|This rendering of how a hut for housing the soldiers probably looked was created by Rear Admiral Lauren S. McCready, USMS. A friend of Mr. Couch, the author of this report, he lives near the Parson’s Encampment Site.|
Young Boys There, Too
Not all the soldiers at the Parsons’ encampment were grown men as it is often perceived. Many were young boys who suffered the deprivations of that winter, too. From the National Archives Revolutionary War records is a letter dated Feb. 5, 1834 from Ebenezer Couch III, petitioning for a Revolutionary War Survivors pension. He states he first entered the service at age twelve, as a waiter to his father, who was captain of a company mustered out of New Milford, CT. He further states in the letter:
“If I am not mistaken in my recollection, in the winter of 1778 or 1779, General Parsons’ brigade was in winter quarters at Redding … same time of that winter I was on the Camp ground and present at the roll call of Col. Meigs Regiment, when I discovered a number of boys, both musicians and soldiers who from their appearance were not as old or athletick as I was when I first entered the service. There was one company which was called Meigs Pigs, which was composed of the boys of the Regiment excepting Musicians. Many of whom was said to be from twelve to sixteen years old”
It was also recorded that during Gen. Parsons’ Brigade encampment at this site, eight soldiers died. They likely died from disease, often referred to as “Camp Fever”, but no details of their symptoms are known to exist. Their places of burial are also unknown at this time.
“Most Important Undisturbed War Site”
Today the property is covered with medium growth hardwood trees and mountain laurel. Although this land was partially cleared and farmed almost a half-century prior to the Revolution, the core of the encampment site was subjected only to sheep and cattle grazing for the following century and a half. Other parts of the tract were logged until the early part of this century to provide fuel for a nearby lime kiln operation that itself was in operation since the early 18th century. The impact of logging in the surrounding areas has yet to be determined.

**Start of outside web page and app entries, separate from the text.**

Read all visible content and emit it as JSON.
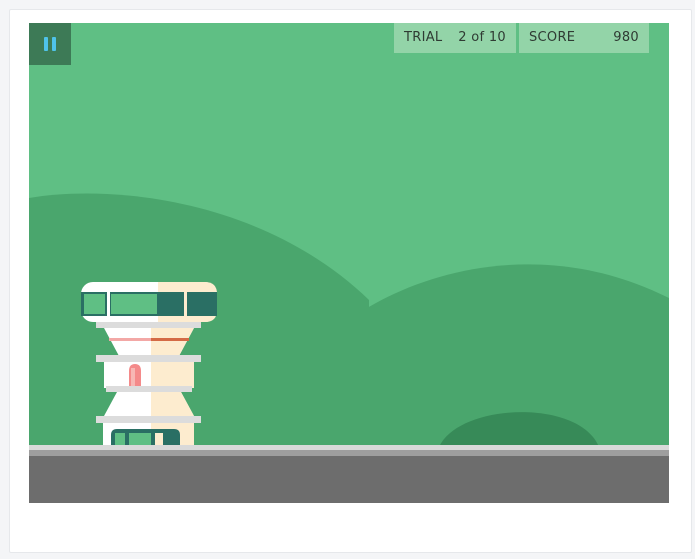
{
  "hud": {
    "trial_label": "TRIAL",
    "trial_value": "2 of 10",
    "score_label": "SCORE",
    "score_value": "980"
  },
  "icons": {
    "pause": "pause-icon"
  },
  "colors": {
    "sky": "#5fbf84",
    "hills": "#4aa66d",
    "small_hill": "#378a58",
    "road": "#6d6d6d",
    "pause_bg": "#3d7a56",
    "pause_icon": "#4fc3ea",
    "hud_bg": "#93d4a8"
  }
}
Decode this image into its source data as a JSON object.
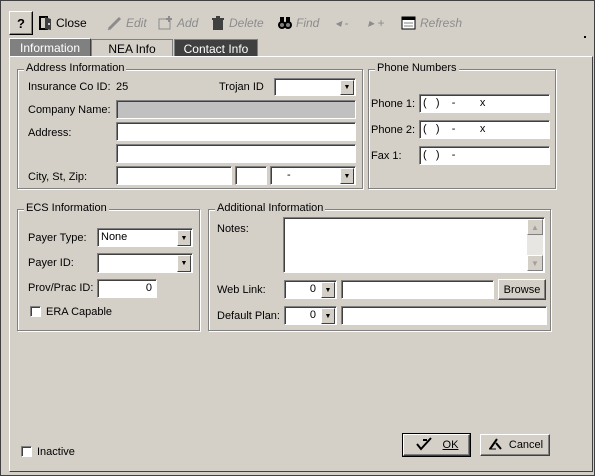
{
  "toolbar": {
    "help_label": "?",
    "close_label": "Close",
    "edit_label": "Edit",
    "add_label": "Add",
    "delete_label": "Delete",
    "find_label": "Find",
    "prev_label": "◂ -",
    "next_label": "▸ +",
    "refresh_label": "Refresh"
  },
  "tabs": [
    {
      "label": "Information"
    },
    {
      "label": "NEA Info"
    },
    {
      "label": "Contact Info"
    }
  ],
  "address": {
    "title": "Address Information",
    "insurance_label": "Insurance Co ID:",
    "insurance_value": "25",
    "trojan_label": "Trojan ID",
    "trojan_value": "",
    "company_label": "Company Name:",
    "company_value": "",
    "address_label": "Address:",
    "address1_value": "",
    "address2_value": "",
    "city_label": "City, St, Zip:",
    "city_value": "",
    "state_value": "",
    "zip_value": "-"
  },
  "phone": {
    "title": "Phone Numbers",
    "phone1_label": "Phone 1:",
    "phone1_value": "(   )    -        x",
    "phone2_label": "Phone 2:",
    "phone2_value": "(   )    -        x",
    "fax1_label": "Fax 1:",
    "fax1_value": "(   )    -"
  },
  "ecs": {
    "title": "ECS Information",
    "payer_type_label": "Payer Type:",
    "payer_type_value": "None",
    "payer_id_label": "Payer ID:",
    "payer_id_value": "",
    "provprac_label": "Prov/Prac ID:",
    "provprac_value": "0",
    "era_label": "ERA Capable"
  },
  "additional": {
    "title": "Additional Information",
    "notes_label": "Notes:",
    "notes_value": "",
    "weblink_label": "Web Link:",
    "weblink_num": "0",
    "weblink_value": "",
    "browse_label": "Browse",
    "default_plan_label": "Default Plan:",
    "default_plan_num": "0",
    "default_plan_value": ""
  },
  "footer": {
    "inactive_label": "Inactive",
    "ok_label": "OK",
    "cancel_label": "Cancel"
  },
  "icons": {
    "help": "question-icon",
    "close": "door-icon",
    "edit": "pencil-icon",
    "add": "add-icon",
    "delete": "trash-icon",
    "find": "binoculars-icon",
    "refresh": "refresh-icon",
    "ok": "checkmark-icon",
    "cancel": "cancel-icon"
  }
}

Connecticut State Archaeologist Dr. Nicholas Bellantoni is familiar with the site and has referred to it as “perhaps the single most important undisturbed Revolutionary War site in the country”. The current owner of the property is 88 years old, in poor health and uncertain what to do with the property beyond having it sold upon his death and the proceeds dispersed among his heirs. These are honorable intentions, but a disturbing point that could result in our Revolutionary heritage passing beneath a bulldozer blade rather than an archaeologist’s spade.
Trust Leading Preservation Effort
The Redding Land Trust is seeking to save this invaluable tract of land by partnering with interested groups and individuals to raise the necessary monies to purchase the land from the current owner. The intention of this preservation effort is to work outside of government involvement where a low key approach is required to keep treasure hunters from destroying the archaeological integrity of the site. Archaeologist Dr. Stuart Reeve is assisting the Redding Land Trust in developing strategies for the preservation effort. Dr. Reeve has prior experience with archaeological research at Saratoga National Historical Park.
|Dr. Stuart Reeve, the archealogical consultant who worked with the author on this story, recently examined the remains of a fireback.|
Future use of the property could involve extensive research programs where members and families of the SAR and other relevant organizations could actually participate in unearthing our Revolutionary past. Most importantly, proper documentation and publication of findings could be shared across the nation to ensure that future generations retain compassion for our country’s heritage.
This article has been reproduced from the Spring, 1998 issue of The SAR Magazine.